Twice a year, Brazos County also provides two to three weeks of warrant amnesty, when we waive the $50 warrant fee for any active warrant if the defendant comes to court to take care of his or her case. The court communicates with defendants through letters, phone calls and emails so they know their options; I ask undergraduate interns to volunteer to call people in active warrant. It’s amazing how many defendants show up once they know they won’t be immediately arrested when they step into the courtroom — we clear about 600 cases during each amnesty period. The program, which has been in place for 15 years, has caught the eye of Doug Colbert, a University of Maryland law professor, whose goal is to bring a similar warrant amnesty program to Baltimore.
I used to prosecute felonies as an assistant district attorney in Brazos County. During that time, I worked for a year in the intake division. This drove home a lesson that my boss, the district attorney, had been trying to instill in me: Every case file is an individual whose rights are as important and sacred as mine or those of my family. The decision to charge or dismiss demands empathy and vigilance. Misdemeanor criminal cases provide an opportunity for a much happier outcome than most felonies because there is a genuine chance for a defendant to learn from a mistake and never set foot in a courtroom again — and keeping someone out of jail is a good way to ensure that happens. In these cases, it should be possible for defendants to resolve their cases without losing their liberty.
All judges want to uphold the rule of law in the communities we serve, but too often we can get lost in the day-to-day business of running a court; we ignore the consequences of what we do. An arrest can cost a citizen his or her job, dignity and security.

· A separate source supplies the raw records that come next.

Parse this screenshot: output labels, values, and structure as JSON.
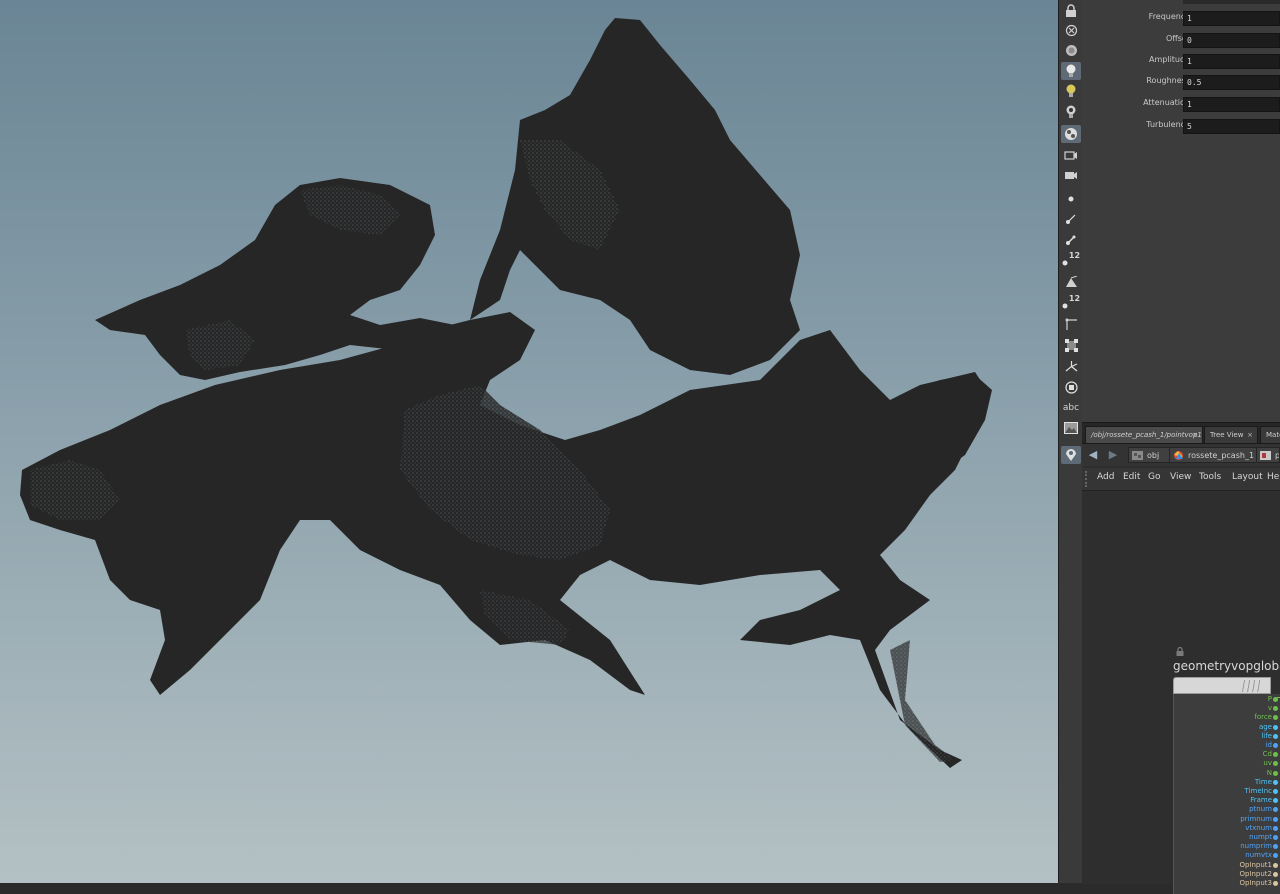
{
  "parameters": [
    {
      "label": "Frequency",
      "value": "1"
    },
    {
      "label": "Offset",
      "value": "0"
    },
    {
      "label": "Amplitude",
      "value": "1"
    },
    {
      "label": "Roughness",
      "value": "0.5"
    },
    {
      "label": "Attenuation",
      "value": "1"
    },
    {
      "label": "Turbulence",
      "value": "5"
    }
  ],
  "shelf": {
    "tools": [
      {
        "icon": "lock-icon"
      },
      {
        "icon": "ghost-off-icon"
      },
      {
        "icon": "display-icon"
      },
      {
        "icon": "light-icon",
        "active": true
      },
      {
        "icon": "light-add-icon"
      },
      {
        "icon": "light-select-icon"
      },
      {
        "icon": "render-icon",
        "active": true
      },
      {
        "icon": "camera-icon"
      },
      {
        "icon": "camera-view-icon"
      },
      {
        "icon": "point-icon"
      },
      {
        "icon": "vector-icon"
      },
      {
        "icon": "normal-icon"
      },
      {
        "icon": "point-number-icon",
        "text": "12"
      },
      {
        "icon": "primitive-icon"
      },
      {
        "icon": "primitive-number-icon",
        "text": "12"
      },
      {
        "icon": "hull-icon"
      },
      {
        "icon": "bounding-box-icon"
      },
      {
        "icon": "snap-icon"
      },
      {
        "icon": "attribute-icon"
      },
      {
        "icon": "text-icon",
        "text": "abc"
      },
      {
        "icon": "background-image-icon"
      },
      {
        "icon": "handle-icon",
        "active": true
      }
    ]
  },
  "network": {
    "tabs": [
      {
        "label": "/obj/rossete_pcash_1/pointvop1",
        "close": "×",
        "active": true
      },
      {
        "label": "Tree View",
        "close": "×"
      },
      {
        "label": "Mate",
        "close": ""
      }
    ],
    "path": [
      {
        "label": "obj"
      },
      {
        "label": "rossete_pcash_1"
      },
      {
        "label": "p"
      }
    ],
    "menu": [
      "Add",
      "Edit",
      "Go",
      "View",
      "Tools",
      "Layout",
      "He"
    ],
    "node": {
      "title": "geometryvopgloba",
      "ports": [
        {
          "name": "P",
          "color": "#6fbf4a"
        },
        {
          "name": "v",
          "color": "#6fbf4a"
        },
        {
          "name": "force",
          "color": "#6fbf4a"
        },
        {
          "name": "age",
          "color": "#4fc3f7"
        },
        {
          "name": "life",
          "color": "#4fc3f7"
        },
        {
          "name": "id",
          "color": "#4fa3f7"
        },
        {
          "name": "Cd",
          "color": "#6fbf4a"
        },
        {
          "name": "uv",
          "color": "#6fbf4a"
        },
        {
          "name": "N",
          "color": "#6fbf4a"
        },
        {
          "name": "Time",
          "color": "#4fc3f7"
        },
        {
          "name": "TimeInc",
          "color": "#4fc3f7"
        },
        {
          "name": "Frame",
          "color": "#4fc3f7"
        },
        {
          "name": "ptnum",
          "color": "#4fa3f7"
        },
        {
          "name": "primnum",
          "color": "#4fa3f7"
        },
        {
          "name": "vtxnum",
          "color": "#4fa3f7"
        },
        {
          "name": "numpt",
          "color": "#4fa3f7"
        },
        {
          "name": "numprim",
          "color": "#4fa3f7"
        },
        {
          "name": "numvtx",
          "color": "#4fa3f7"
        },
        {
          "name": "OpInput1",
          "color": "#d9c4a0"
        },
        {
          "name": "OpInput2",
          "color": "#d9c4a0"
        },
        {
          "name": "OpInput3",
          "color": "#d9c4a0"
        }
      ]
    }
  },
  "colors": {
    "viewport_top": "#6a8595",
    "viewport_bottom": "#b4c1c4",
    "geometry": "#262626"
  }
}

Alternative sentencing is a way to achieve what we should all want: an end to criminal behavior.